■ **About this task**: Provide the data again exactly, including every line that follows.

■ **Working data**:
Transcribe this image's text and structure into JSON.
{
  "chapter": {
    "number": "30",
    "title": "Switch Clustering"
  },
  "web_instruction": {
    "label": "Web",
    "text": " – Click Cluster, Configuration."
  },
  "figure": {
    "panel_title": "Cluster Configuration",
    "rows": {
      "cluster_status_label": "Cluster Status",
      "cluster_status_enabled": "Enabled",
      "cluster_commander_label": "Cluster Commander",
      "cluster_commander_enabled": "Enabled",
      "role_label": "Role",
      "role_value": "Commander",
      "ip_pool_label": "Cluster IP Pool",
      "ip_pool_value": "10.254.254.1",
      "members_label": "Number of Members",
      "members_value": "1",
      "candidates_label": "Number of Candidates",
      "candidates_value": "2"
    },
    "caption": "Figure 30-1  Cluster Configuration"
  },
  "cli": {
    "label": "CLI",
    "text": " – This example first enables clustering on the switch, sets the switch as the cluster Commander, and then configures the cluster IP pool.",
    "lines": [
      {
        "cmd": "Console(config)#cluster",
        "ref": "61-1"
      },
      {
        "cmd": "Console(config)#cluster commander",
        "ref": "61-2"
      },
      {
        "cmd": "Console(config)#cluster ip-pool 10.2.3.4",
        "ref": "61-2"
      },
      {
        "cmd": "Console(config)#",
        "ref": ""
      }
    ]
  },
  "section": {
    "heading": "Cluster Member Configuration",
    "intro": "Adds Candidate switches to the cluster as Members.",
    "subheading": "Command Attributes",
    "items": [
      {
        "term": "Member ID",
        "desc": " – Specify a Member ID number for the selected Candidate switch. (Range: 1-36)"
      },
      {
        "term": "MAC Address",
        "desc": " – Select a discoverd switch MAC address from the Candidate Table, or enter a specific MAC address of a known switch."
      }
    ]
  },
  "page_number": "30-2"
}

■ **Task answer**:
Transcribe this image's text and structure into JSON.
{
  "chapter": {
    "number": "30",
    "title": "Switch Clustering"
  },
  "web_instruction": {
    "label": "Web",
    "text": " – Click Cluster, Configuration."
  },
  "figure": {
    "panel_title": "Cluster Configuration",
    "rows": {
      "cluster_status_label": "Cluster Status",
      "cluster_status_enabled": "Enabled",
      "cluster_commander_label": "Cluster Commander",
      "cluster_commander_enabled": "Enabled",
      "role_label": "Role",
      "role_value": "Commander",
      "ip_pool_label": "Cluster IP Pool",
      "ip_pool_value": "10.254.254.1",
      "members_label": "Number of Members",
      "members_value": "1",
      "candidates_label": "Number of Candidates",
      "candidates_value": "2"
    },
    "caption": "Figure 30-1  Cluster Configuration"
  },
  "cli": {
    "label": "CLI",
    "text": " – This example first enables clustering on the switch, sets the switch as the cluster Commander, and then configures the cluster IP pool.",
    "lines": [
      {
        "cmd": "Console(config)#cluster",
        "ref": "61-1"
      },
      {
        "cmd": "Console(config)#cluster commander",
        "ref": "61-2"
      },
      {
        "cmd": "Console(config)#cluster ip-pool 10.2.3.4",
        "ref": "61-2"
      },
      {
        "cmd": "Console(config)#",
        "ref": ""
      }
    ]
  },
  "section": {
    "heading": "Cluster Member Configuration",
    "intro": "Adds Candidate switches to the cluster as Members.",
    "subheading": "Command Attributes",
    "items": [
      {
        "term": "Member ID",
        "desc": " – Specify a Member ID number for the selected Candidate switch. (Range: 1-36)"
      },
      {
        "term": "MAC Address",
        "desc": " – Select a discoverd switch MAC address from the Candidate Table, or enter a specific MAC address of a known switch."
      }
    ]
  },
  "page_number": "30-2"
}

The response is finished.